Between the label, the music and the kids, it’s hard not to wonder how Cooly G ever sleeps. It turns out she doesn’t. Last month, attending the AIM Independent Music Awards in support of Hyperdub — who were up for (and won) an award in the Best Small Label category — she had a panic attack and collapsed of exhaustion. Her label mates were horrified, an ambulance was called and the Cooly G performance at Corsica Studios in London the following night was cancelled.
Worryingly, this wasn’t the first time. Campbell has been having stress-related blackouts for years. More alarming still is that until very recently, she’s done her best to hide these from her friends and family as part of a kind of wider emotional coping mechanism.
“I’m gonna cry,” she says, holding back the tears. “My friends, my family… they don’t even know what’s been going on. They didn’t know until the other day. I’ve been having them for years. Now my cousin’s on my case, saying how we need to sort it out and all that.”

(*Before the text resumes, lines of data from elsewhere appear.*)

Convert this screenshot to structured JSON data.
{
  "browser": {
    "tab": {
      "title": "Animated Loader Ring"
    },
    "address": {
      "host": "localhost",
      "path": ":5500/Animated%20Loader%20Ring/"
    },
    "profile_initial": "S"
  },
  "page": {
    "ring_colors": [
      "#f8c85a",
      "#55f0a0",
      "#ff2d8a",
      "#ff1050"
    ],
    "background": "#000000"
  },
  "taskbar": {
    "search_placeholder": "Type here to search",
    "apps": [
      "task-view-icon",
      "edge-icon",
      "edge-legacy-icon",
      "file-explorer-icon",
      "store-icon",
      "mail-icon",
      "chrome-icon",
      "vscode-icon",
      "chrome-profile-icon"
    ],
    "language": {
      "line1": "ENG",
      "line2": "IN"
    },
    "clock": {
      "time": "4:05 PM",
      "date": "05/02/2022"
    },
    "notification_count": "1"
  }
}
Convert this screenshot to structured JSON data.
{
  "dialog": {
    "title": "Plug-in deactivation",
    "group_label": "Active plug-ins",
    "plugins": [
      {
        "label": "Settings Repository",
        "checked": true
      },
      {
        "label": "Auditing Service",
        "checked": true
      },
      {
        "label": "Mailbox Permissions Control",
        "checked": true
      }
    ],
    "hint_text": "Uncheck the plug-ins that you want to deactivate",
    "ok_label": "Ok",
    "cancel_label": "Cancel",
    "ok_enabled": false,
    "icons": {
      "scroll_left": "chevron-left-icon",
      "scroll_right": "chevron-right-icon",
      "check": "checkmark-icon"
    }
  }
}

Isn’t it time to slow things down a bit? “My dad’s always been saying to me, ‘You need to have friends, you need to socialise with people, you need to have someone to talk to,’” Campbell sighs. “I was always like, ‘Nah man, I don’t want no friends’ but now shit, you know what? I do. I had people around last Saturday and we laughed the whole night. The whole night! I haven’t laughed for fucking years. I’ve been missing this shit. But I needed to lock away from people as well though, because I needed to make music.”
I feel tired just listening to Cooly G’s plans for the next few months. Aside from the new album and running her own label, there are multiple video shoots in the works (“We’re going to do like Ruff Rider fucking skills”), gigs across the world (“I think I’m off to Japan”) and yet another new album (“I’ve got music to do, but I haven’t got around to it ‘cause I’ve been bare busy”). Oh and a radio show, plus the kids.
“I’m happier now though,” she insists. “The kids are happier that they can see me happier. Just getting their room done was the best feeling. I got the garden done – I decked it out with my friend – they’ve got a playhouse, slides. They can do all that now, then they can play PlayStation, they can read, the tutor comes… There’s loads of stuff for them to do now and they’re happy. That’s what matters.”